All the peoples on the Northwest Coast shared a system of rank based on a combination of wealth and heredity. As pointed out in Chapter 16, the most productive parts of both the land and the sea were owned nominally by individuals but were exploited by kinship groups. On the death of the nominal owner, the title to the real estate always went to a surviving kinsman, and the same kinship group continued to use it in the same manner as it had done before the death of the first nominal owner. Much movable property was also owned and used by kinship groups in the same way. Incorporeal property, in all its forms, was likewise shared and inherited. Social position, then, was based on the value of the corporeal and incorporeal forms of wealth and the hereditary titles that went with them.

The distinct social classes were to be found everywhere on the Northwest Coast: freemen and slaves. The following account of the status of slaves refers to the dominant pattern over most of the coast but does not apply to a small area in northwest California and southwest Oregon. Slaves were obtained by taking prisoners in raids, but, once a slave status was established, the slave could be bought or sold, either from one society to another or from one freeman to another within the same society. The owner had the power of life and death over his slave, and slaves were sometimes killed on the following occasions: at the death of the owner; at a potlatch, as destruction of wealth to show that the owner could afford it; at the building of a new house, in the form of a foundation sacrifice; and at performances of the cannibal society of some of the British Columbia peoples, who actually ate part of the corpse. Slave killing was much more common in Alaska and British Columbia than in Washington and Oregon, and was totally lacking California. However, slaves were sometimes freed at the death of an owner in the same areas where killing was permitted, showing variation within societies in this respect. Slaves were released for ransom if their kinsmen could raise the price, although in a few localities the stigma attached was so great that even the slave's closest relatives did not want him after he had been for a time in this lowest status, and they refused to redeem him. In the north, where matrilineal descent prevailed and kinship ties were strongest, slaves were generally ransomed by kinsmen and the stigma removed by a purification ceremony.
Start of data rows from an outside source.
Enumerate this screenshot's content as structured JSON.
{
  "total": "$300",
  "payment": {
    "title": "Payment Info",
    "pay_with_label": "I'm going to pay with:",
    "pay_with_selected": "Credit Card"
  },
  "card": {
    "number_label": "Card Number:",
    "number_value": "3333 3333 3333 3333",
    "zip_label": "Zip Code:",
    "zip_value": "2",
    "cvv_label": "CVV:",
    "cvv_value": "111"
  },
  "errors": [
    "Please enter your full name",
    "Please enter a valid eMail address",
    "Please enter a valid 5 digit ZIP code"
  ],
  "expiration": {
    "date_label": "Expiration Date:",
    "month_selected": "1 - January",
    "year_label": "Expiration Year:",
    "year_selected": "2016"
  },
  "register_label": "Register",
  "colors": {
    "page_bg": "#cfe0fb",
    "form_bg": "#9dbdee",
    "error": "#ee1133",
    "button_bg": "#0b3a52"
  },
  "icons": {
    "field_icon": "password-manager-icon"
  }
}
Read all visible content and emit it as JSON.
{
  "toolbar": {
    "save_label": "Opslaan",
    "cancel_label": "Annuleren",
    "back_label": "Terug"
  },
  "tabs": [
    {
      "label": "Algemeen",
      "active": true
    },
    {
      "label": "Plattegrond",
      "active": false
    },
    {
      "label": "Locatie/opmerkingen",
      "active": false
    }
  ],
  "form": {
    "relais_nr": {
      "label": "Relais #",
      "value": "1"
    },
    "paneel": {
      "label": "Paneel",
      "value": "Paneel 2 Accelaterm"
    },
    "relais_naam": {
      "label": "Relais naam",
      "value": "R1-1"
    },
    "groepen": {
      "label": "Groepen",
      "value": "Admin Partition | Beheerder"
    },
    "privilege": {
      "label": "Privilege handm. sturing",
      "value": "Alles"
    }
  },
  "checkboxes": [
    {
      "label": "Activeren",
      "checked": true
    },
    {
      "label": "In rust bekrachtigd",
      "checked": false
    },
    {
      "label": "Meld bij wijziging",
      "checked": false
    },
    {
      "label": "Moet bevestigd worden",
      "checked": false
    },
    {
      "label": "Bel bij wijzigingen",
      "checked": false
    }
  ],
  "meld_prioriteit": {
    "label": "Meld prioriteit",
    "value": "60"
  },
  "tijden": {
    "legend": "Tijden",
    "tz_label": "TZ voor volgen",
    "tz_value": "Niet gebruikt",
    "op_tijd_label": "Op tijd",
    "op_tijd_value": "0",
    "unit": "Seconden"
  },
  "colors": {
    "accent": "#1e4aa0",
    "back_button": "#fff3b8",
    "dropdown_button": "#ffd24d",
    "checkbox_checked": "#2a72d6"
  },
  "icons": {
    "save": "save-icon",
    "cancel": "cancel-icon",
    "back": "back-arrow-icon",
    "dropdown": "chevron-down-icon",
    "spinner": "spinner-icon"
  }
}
Slaves were treated almost as well as the lowest-ranking freemen in some localities, but in others they were compelled to do the most menial work, to eat inferior food, and at death were denied normal burial by being cast into the sea. Slaves were allowed to marry each other in most localities, but their children usually remained slaves, thus showing that slavery was hereditary. Debt slaves are also reported sporadically all along the Northwest Coast. Inability to repay a loan, as well as gambling debts, was sufficient to relegate a person to this status. As elsewhere, the debt slave was normally ransomed by relatives, and was never equated to the true slave described in detail above.

-- Harold E. Driver, Indians of North America (2nd ed., rev., University of Chicago Press, 1979)